Eligible patients were ≥18 years old diagnosed with SLE treated by belimumab. Eligible patients were stratified by those who were receiving oral corticosteroids during period 1 pre-belimumab, and those who continued, increased or decreased their corticosteroids during periods 2 and 3 of treatment. Investigators’ primary outcome was change in oral corticosteroid use from period 1 to periods 2 and 3 per the following outcomes:
The final analysis included 608 patients who received belimumab for 180 days, and 492 who received it for 360 days.
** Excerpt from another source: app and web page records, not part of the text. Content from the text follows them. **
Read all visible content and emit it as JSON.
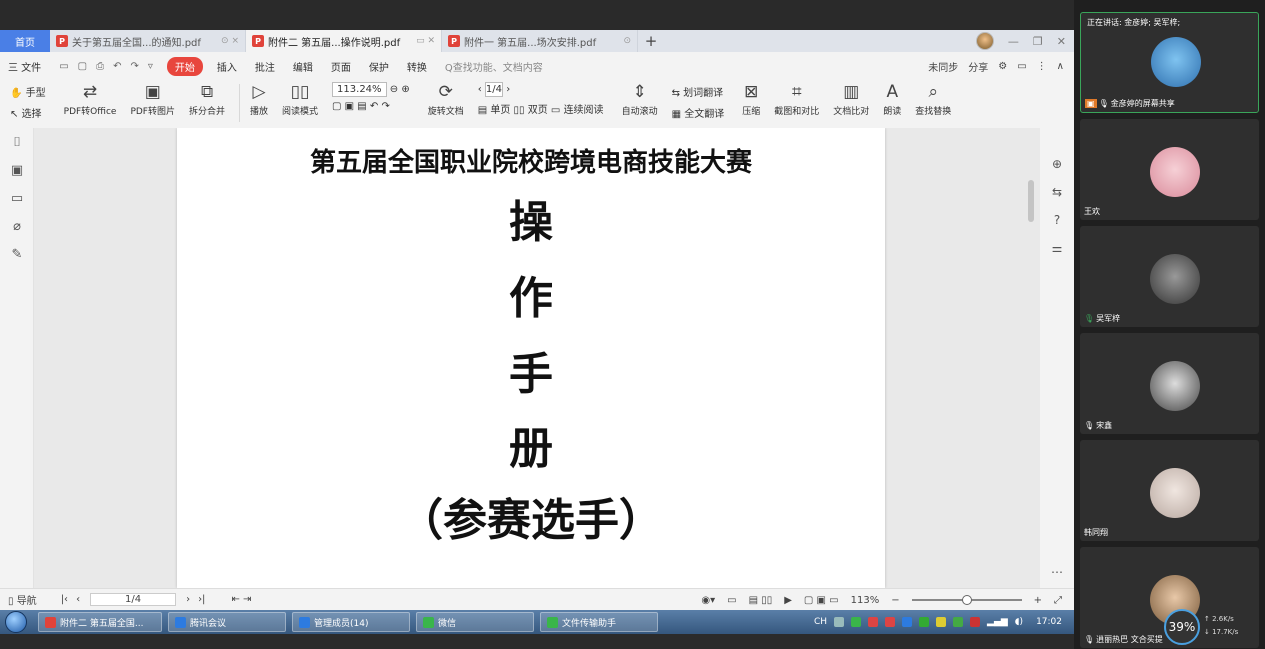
{
  "wps": {
    "tabs": {
      "home": "首页",
      "tab1": "关于第五届全国...的通知.pdf",
      "tab2": "附件二 第五届...操作说明.pdf",
      "tab3": "附件一 第五届...场次安排.pdf",
      "add": "+"
    },
    "menu": {
      "file": "三 文件",
      "start": "开始",
      "insert": "插入",
      "annotate": "批注",
      "edit": "编辑",
      "page": "页面",
      "protect": "保护",
      "convert": "转换",
      "search_placeholder": "Q查找功能、文档内容",
      "unsynced": "未同步",
      "share": "分享"
    },
    "ribbon": {
      "hand": "手型",
      "select": "选择",
      "pdf_to_office": "PDF转Office",
      "pdf_to_image": "PDF转图片",
      "split_merge": "拆分合并",
      "play": "播放",
      "read_mode": "阅读模式",
      "zoom": "113.24%",
      "rotate": "旋转文档",
      "page_indicator": "1/4",
      "single_page": "单页",
      "double_page": "双页",
      "continuous": "连续阅读",
      "auto_scroll": "自动滚动",
      "word_translate": "划词翻译",
      "full_translate": "全文翻译",
      "compress": "压缩",
      "screenshot_compare": "截图和对比",
      "doc_compare": "文档比对",
      "read_aloud": "朗读",
      "find_replace": "查找替换"
    },
    "document": {
      "title": "第五届全国职业院校跨境电商技能大赛",
      "char1": "操",
      "char2": "作",
      "char3": "手",
      "char4": "册",
      "subtitle": "（参赛选手）"
    },
    "status": {
      "nav": "导航",
      "page": "1/4",
      "zoom": "113%"
    }
  },
  "taskbar": {
    "tasks": [
      "附件二 第五届全国...",
      "腾讯会议",
      "管理成员(14)",
      "微信",
      "文件传输助手"
    ],
    "tray_lang": "CH",
    "clock": "17:02"
  },
  "meeting": {
    "speaker_line": "正在讲话: 金彦婷; 吴军梓;",
    "participants": [
      {
        "name": "金彦婷的屏幕共享"
      },
      {
        "name": "王欢"
      },
      {
        "name": "吴军梓"
      },
      {
        "name": "宋鑫"
      },
      {
        "name": "韩同翔"
      },
      {
        "name": "逍丽热巴 文合买提"
      }
    ],
    "net_percent": "39%",
    "net_up": "↑ 2.6K/s",
    "net_down": "↓ 17.7K/s"
  },
  "colors": {
    "accent": "#4a7fe6",
    "start_red": "#e8463d",
    "speaking_green": "#3aa55a"
  }
}
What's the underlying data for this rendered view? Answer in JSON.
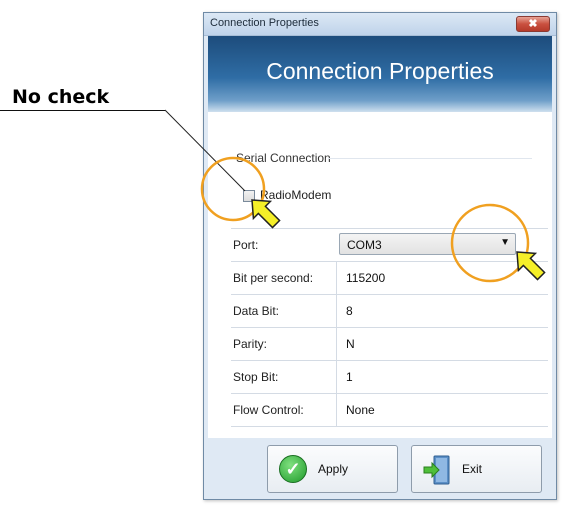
{
  "callout": {
    "text": "No check"
  },
  "window": {
    "title": "Connection Properties",
    "close_glyph": "✖",
    "banner_title": "Connection Properties"
  },
  "section": {
    "label": "Serial Connection"
  },
  "radiomodem": {
    "label": "RadioModem",
    "checked": false
  },
  "fields": [
    {
      "label": "Port:",
      "value": "COM3",
      "type": "dropdown"
    },
    {
      "label": "Bit per second:",
      "value": "115200"
    },
    {
      "label": "Data Bit:",
      "value": "8"
    },
    {
      "label": "Parity:",
      "value": "N"
    },
    {
      "label": "Stop Bit:",
      "value": "1"
    },
    {
      "label": "Flow Control:",
      "value": "None"
    }
  ],
  "buttons": {
    "apply": "Apply",
    "exit": "Exit"
  },
  "icons": {
    "apply": "checkmark-icon",
    "exit": "exit-door-icon",
    "dropdown": "chevron-down-icon",
    "pointer": "arrow-pointer-icon",
    "highlight": "highlight-circle"
  },
  "colors": {
    "highlight_ring": "#f0a020",
    "pointer_fill": "#f5ef28",
    "banner": "#2f6da5"
  }
}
A majority of patients were female (92.8%) and reported moderate cases of SLE (70.4%).
In period 1, investigators observed that a slight majority of both full-analysis patients (56.3%) and patients who persisted with belimumab for 360 days (54.5%) received oral corticosteroids. Among such patients receiving the corticosteroids, significantly fewer received a regimen in period 2 (78.4%) and period 3 (64.9%).
The team additionally observed significant reductions in mean total oral corticosteroid dose per patient from period 1 to periods 2 and 3. Additionally, mean daily corticosteroid dose for days supplied, as well as proportions of patients with a ≤5 or ≤7.5 mg daily dose, significantly reduced among belimumab-treated patients into periods 2 and 3.
“Our results are consistent with those observed in randomized clinical trials as well as previous real-world observational studies, demonstrating that belimumab-treated patients either reduced or eliminated OCS use,” the team noted. “For example, a previous claims-based study in a large sample of US patients with SLE demonstrated that OCS use was significantly lower in the 6 months post-belimumab initiation than in the 6 months pre-belimumab initiation.”
Worley and colleagues noted that their results indicate a lowered proportion of patients reliant on oral corticosteroids for the management of SLE after initiation of belimumab. “This study suggests that long-term use of belimumab in a community rheumatology practice may allow for a reduction in overall oral corticosteroid use and its associated deleterious effects in patients with SLE,” they concluded.